__Problem details__.
For every line in the records that has the word "subtitle", make a copy.

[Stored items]
□ □ □
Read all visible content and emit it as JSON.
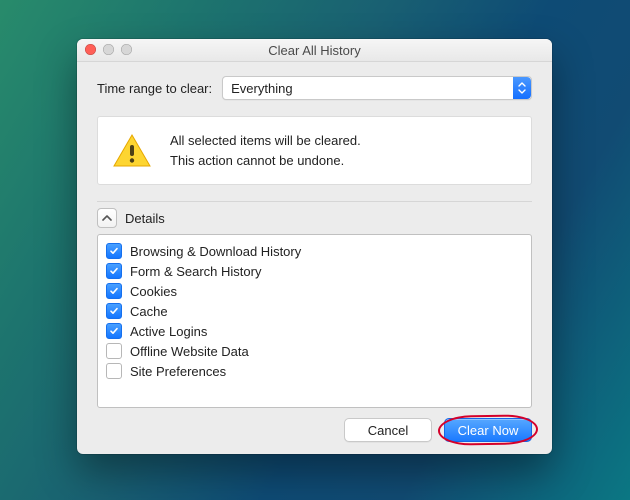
{
  "window": {
    "title": "Clear All History"
  },
  "time_range": {
    "label": "Time range to clear:",
    "value": "Everything"
  },
  "warning": {
    "line1": "All selected items will be cleared.",
    "line2": "This action cannot be undone."
  },
  "details": {
    "label": "Details",
    "expanded": true,
    "items": [
      {
        "label": "Browsing & Download History",
        "checked": true
      },
      {
        "label": "Form & Search History",
        "checked": true
      },
      {
        "label": "Cookies",
        "checked": true
      },
      {
        "label": "Cache",
        "checked": true
      },
      {
        "label": "Active Logins",
        "checked": true
      },
      {
        "label": "Offline Website Data",
        "checked": false
      },
      {
        "label": "Site Preferences",
        "checked": false
      }
    ]
  },
  "buttons": {
    "cancel": "Cancel",
    "clear_now": "Clear Now"
  },
  "annotation": {
    "highlight_target": "clear-now-button",
    "color": "#d4002a"
  }
}
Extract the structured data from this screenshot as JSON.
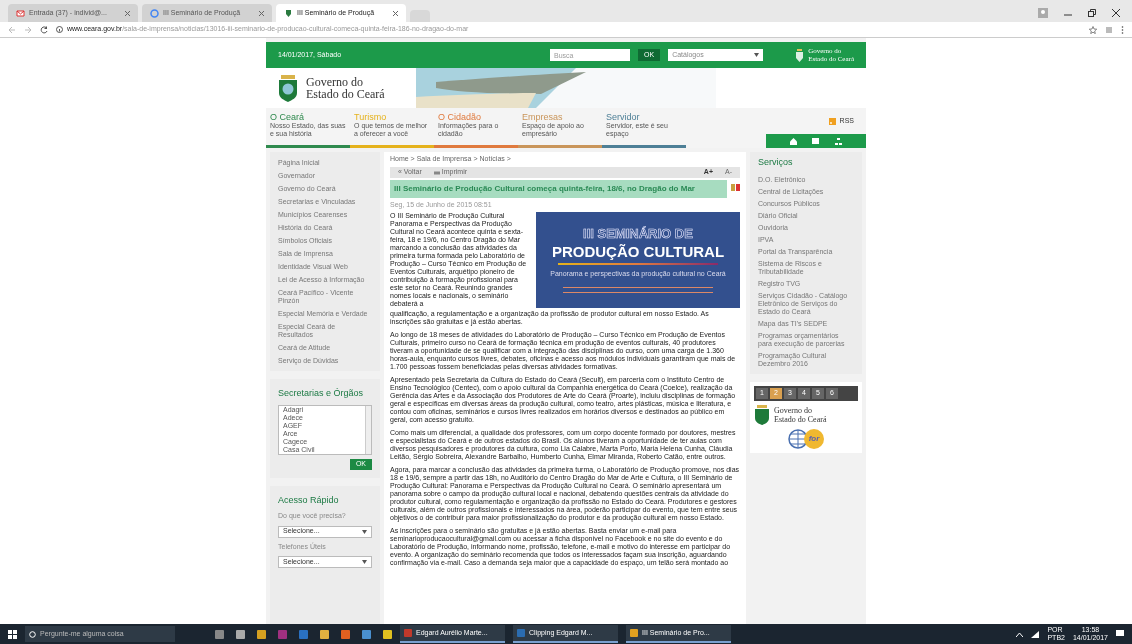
{
  "browser": {
    "tabs": [
      {
        "title": "Entrada (37) - individ@...",
        "kind": "mail",
        "selected": false
      },
      {
        "title": "III Seminário de Produçã",
        "kind": "google",
        "selected": false
      },
      {
        "title": "III Seminário de Produçã",
        "kind": "site",
        "selected": true
      }
    ],
    "url_host": "www.ceara.gov.br",
    "url_path": "/sala-de-imprensa/noticias/13016-iii-seminario-de-producao-cultural-comeca-quinta-feira-186-no-dragao-do-mar"
  },
  "site": {
    "top_bar": {
      "date": "14/01/2017, Sábado",
      "search_placeholder": "Busca",
      "ok": "OK",
      "dropdown": "Catálogos",
      "logo_line1": "Governo do",
      "logo_line2": "Estado do Ceará"
    },
    "header": {
      "logo_line1": "Governo do",
      "logo_line2": "Estado do Ceará"
    },
    "nav": [
      {
        "title": "O Ceará",
        "subtitle": "Nosso Estado, das suas e sua história",
        "color": "#2f8a4e"
      },
      {
        "title": "Turismo",
        "subtitle": "O que temos de melhor a oferecer a você",
        "color": "#e5b21c"
      },
      {
        "title": "O Cidadão",
        "subtitle": "Informações para o cidadão",
        "color": "#e07a3e"
      },
      {
        "title": "Empresas",
        "subtitle": "Espaço de apoio ao empresário",
        "color": "#c9955a"
      },
      {
        "title": "Servidor",
        "subtitle": "Servidor, este é seu espaço",
        "color": "#4d7f96"
      }
    ],
    "rss": "RSS",
    "left_menu": [
      "Página Inicial",
      "Governador",
      "Governo do Ceará",
      "Secretarias e Vinculadas",
      "Municípios Cearenses",
      "História do Ceará",
      "Símbolos Oficiais",
      "Sala de Imprensa",
      "Identidade Visual Web",
      "Lei de Acesso à Informação",
      "Ceará Pacífico - Vicente Pinzón",
      "Especial Memória e Verdade",
      "Especial Ceará de Resultados",
      "Ceará de Atitude",
      "Serviço de Dúvidas"
    ],
    "secretarias": {
      "title": "Secretarias e Órgãos",
      "options": [
        "Adagri",
        "Adece",
        "AGEF",
        "Arce",
        "Cagece",
        "Casa Civil"
      ],
      "ok": "OK"
    },
    "acesso": {
      "title": "Acesso Rápido",
      "label_1": "Do que você precisa?",
      "select_1": "Selecione...",
      "label_2": "Telefones Úteis",
      "select_2": "Selecione..."
    },
    "article": {
      "breadcrumb": "Home > Sala de Imprensa > Notícias >",
      "back": "« Voltar",
      "print": "Imprimir",
      "font_up": "A+",
      "font_down": "A-",
      "title": "III Seminário de Produção Cultural começa quinta-feira, 18/6, no Dragão do Mar",
      "date": "Seg, 15 de Junho de 2015 08:51",
      "lead": "O III Seminário de Produção Cultural Panorama e Perspectivas da Produção Cultural no Ceará acontece quinta e sexta-feira, 18 e 19/6, no Centro Dragão do Mar marcando a conclusão das atividades da primeira turma formada pelo Laboratório de Produção – Curso Técnico em Produção de Eventos Culturais, arquétipo pioneiro de contribuição à formação profissional para este setor no Ceará. Reunindo grandes nomes locais e nacionais, o seminário debaterá a",
      "lead_end": "qualificação, a regulamentação e a organização da profissão de produtor cultural em nosso Estado. As inscrições são gratuitas e já estão abertas.",
      "banner": {
        "line_1": "III SEMINÁRIO DE",
        "line_2": "PRODUÇÃO CULTURAL",
        "line_3": "Panorama e perspectivas da produção cultural no Ceará"
      },
      "paragraphs": [
        "Ao longo de 18 meses de atividades do Laboratório de Produção – Curso Técnico em Produção de Eventos Culturais, primeiro curso no Ceará de formação técnica em produção de eventos culturais, 40 produtores tiveram a oportunidade de se qualificar com a integração das disciplinas do curso, com uma carga de 1.360 horas-aula, enquanto cursos livres, debates, oficinas e acesso aos módulos individuais garantiram que mais de 1.700 pessoas fossem beneficiadas pelas diversas atividades formativas.",
        "Apresentado pela Secretaria da Cultura do Estado do Ceará (Secult), em parceria com o Instituto Centro de Ensino Tecnológico (Centec), com o apoio cultural da Companhia energética do Ceará (Coelce), realização da Gerência das Artes e da Associação dos Produtores de Arte do Ceará (Proarte), incluiu disciplinas de formação geral e específicas em diversas áreas da produção cultural, como teatro, artes plásticas, música e literatura, e contou com oficinas, seminários e cursos livres realizados em horários diversos e destinados ao público em geral, com acesso gratuito.",
        "Como mais um diferencial, a qualidade dos professores, com um corpo docente formado por doutores, mestres e especialistas do Ceará e de outros estados do Brasil. Os alunos tiveram a oportunidade de ter aulas com diversos pesquisadores e produtores da cultura, como Lia Calabre, Marta Porto, Maria Helena Cunha, Cláudia Leitão, Sérgio Sobreira, Alexandre Barbalho, Humberto Cunha, Elmar Miranda, Roberto Catão, entre outros.",
        "Agora, para marcar a conclusão das atividades da primeira turma, o Laboratório de Produção promove, nos dias 18 e 19/6, sempre a partir das 18h, no Auditório do Centro Dragão do Mar de Arte e Cultura, o III Seminário de Produção Cultural: Panorama e Perspectivas da Produção Cultural no Ceará. O seminário apresentará um panorama sobre o campo da produção cultural local e nacional, debatendo questões centrais da atividade do produtor cultural, como regulamentação e organização da profissão no Estado do Ceará. Produtores e gestores culturais, além de outros profissionais e interessados na área, poderão participar do evento, que tem entre seus objetivos o de contribuir para maior profissionalização do produtor e da produção cultural em nosso Estado.",
        "As inscrições para o seminário são gratuitas e já estão abertas. Basta enviar um e-mail para seminarioproducaocultural@gmail.com ou acessar a ficha disponível no Facebook e no site do evento e do Laboratório de Produção, informando nome, profissão, telefone, e-mail e motivo do interesse em participar do evento. A organização do seminário recomenda que todos os interessados façam sua inscrição, aguardando confirmação via e-mail. Caso a demanda seja maior que a capacidade do espaço, um telão será montado ao"
      ]
    },
    "services": {
      "title": "Serviços",
      "items": [
        "D.O. Eletrônico",
        "Central de Licitações",
        "Concursos Públicos",
        "Diário Oficial",
        "Ouvidoria",
        "IPVA",
        "Portal da Transparência",
        "Sistema de Riscos e Tributabilidade",
        "Registro TVG",
        "Serviços Cidadão - Catálogo Eletrônico de Serviços do Estado do Ceará",
        "Mapa das TI's SEDPE",
        "Programas orçamentários para execução de parcerias",
        "Programação Cultural Dezembro 2016"
      ]
    },
    "carousel": {
      "pages": [
        {
          "label": "1",
          "selected": false
        },
        {
          "label": "2",
          "selected": true
        },
        {
          "label": "3",
          "selected": false
        },
        {
          "label": "4",
          "selected": false
        },
        {
          "label": "5",
          "selected": false
        },
        {
          "label": "6",
          "selected": false
        }
      ],
      "logo_line1": "Governo do",
      "logo_line2": "Estado do Ceará",
      "seal_text": "for"
    }
  },
  "taskbar": {
    "search_placeholder": "Pergunte-me alguma coisa",
    "apps": [
      {
        "label": "Edgard Aurélio Marte...",
        "color": "#c0392b"
      },
      {
        "label": "Clipping Edgard M...",
        "color": "#2b6cb0"
      },
      {
        "label": "III Seminário de Pro...",
        "color": "#e0a020"
      }
    ],
    "lang_1": "POR",
    "lang_2": "PTB2",
    "time": "13:58",
    "date": "14/01/2017"
  }
}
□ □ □
__Written answer__.
        "subtitle": "Nosso Estado, das suas e sua história",
        "subtitle": "O que temos de melhor a oferecer a você",
        "subtitle": "Informações para o cidadão",
        "subtitle": "Espaço de apoio ao empresário",
        "subtitle": "Servidor, este é seu espaço",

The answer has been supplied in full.